#### Problem to solve:
Gather each line of the entries below that includes "دانلود".

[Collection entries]
*****

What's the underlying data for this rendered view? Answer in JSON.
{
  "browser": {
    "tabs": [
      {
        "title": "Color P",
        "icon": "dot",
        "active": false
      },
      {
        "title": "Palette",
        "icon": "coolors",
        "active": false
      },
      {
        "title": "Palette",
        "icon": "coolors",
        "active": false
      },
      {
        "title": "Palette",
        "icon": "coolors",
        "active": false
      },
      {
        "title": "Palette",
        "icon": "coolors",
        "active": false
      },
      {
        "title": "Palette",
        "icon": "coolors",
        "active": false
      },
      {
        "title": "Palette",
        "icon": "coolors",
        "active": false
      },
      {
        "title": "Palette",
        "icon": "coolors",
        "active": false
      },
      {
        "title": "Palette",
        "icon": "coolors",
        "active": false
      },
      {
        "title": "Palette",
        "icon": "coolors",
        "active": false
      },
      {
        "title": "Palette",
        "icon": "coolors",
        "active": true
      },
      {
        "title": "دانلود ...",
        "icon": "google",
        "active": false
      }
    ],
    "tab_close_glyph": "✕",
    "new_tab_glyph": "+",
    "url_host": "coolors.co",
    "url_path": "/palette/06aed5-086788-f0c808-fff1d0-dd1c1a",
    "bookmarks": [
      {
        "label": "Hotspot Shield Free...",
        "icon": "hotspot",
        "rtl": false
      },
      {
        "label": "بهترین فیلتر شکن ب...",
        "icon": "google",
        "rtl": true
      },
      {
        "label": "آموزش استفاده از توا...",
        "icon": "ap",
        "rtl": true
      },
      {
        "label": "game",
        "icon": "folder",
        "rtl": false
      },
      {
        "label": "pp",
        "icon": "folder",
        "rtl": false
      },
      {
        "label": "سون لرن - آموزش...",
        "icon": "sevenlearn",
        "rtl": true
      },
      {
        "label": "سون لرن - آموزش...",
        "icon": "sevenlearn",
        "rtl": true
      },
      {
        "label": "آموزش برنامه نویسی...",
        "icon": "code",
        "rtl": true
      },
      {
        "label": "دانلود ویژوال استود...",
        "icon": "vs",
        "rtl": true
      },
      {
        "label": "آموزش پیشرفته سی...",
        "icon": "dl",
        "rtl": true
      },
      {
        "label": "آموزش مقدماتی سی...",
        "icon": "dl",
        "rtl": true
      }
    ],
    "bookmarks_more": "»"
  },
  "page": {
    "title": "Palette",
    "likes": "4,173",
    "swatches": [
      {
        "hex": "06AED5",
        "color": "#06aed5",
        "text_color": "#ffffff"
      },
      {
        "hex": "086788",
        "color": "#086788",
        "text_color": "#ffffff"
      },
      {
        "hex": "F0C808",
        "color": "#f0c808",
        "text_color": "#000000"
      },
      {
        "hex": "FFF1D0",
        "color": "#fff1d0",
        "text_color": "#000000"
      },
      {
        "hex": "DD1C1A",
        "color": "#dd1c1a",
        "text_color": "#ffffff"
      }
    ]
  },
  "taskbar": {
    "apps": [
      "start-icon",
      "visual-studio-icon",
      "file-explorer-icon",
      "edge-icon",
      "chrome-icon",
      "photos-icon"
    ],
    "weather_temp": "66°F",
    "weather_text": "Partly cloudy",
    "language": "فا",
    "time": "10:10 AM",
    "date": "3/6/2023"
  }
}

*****

#### Solution:
        "title": "دانلود ...",
        "label": "دانلود ویژوال استود...",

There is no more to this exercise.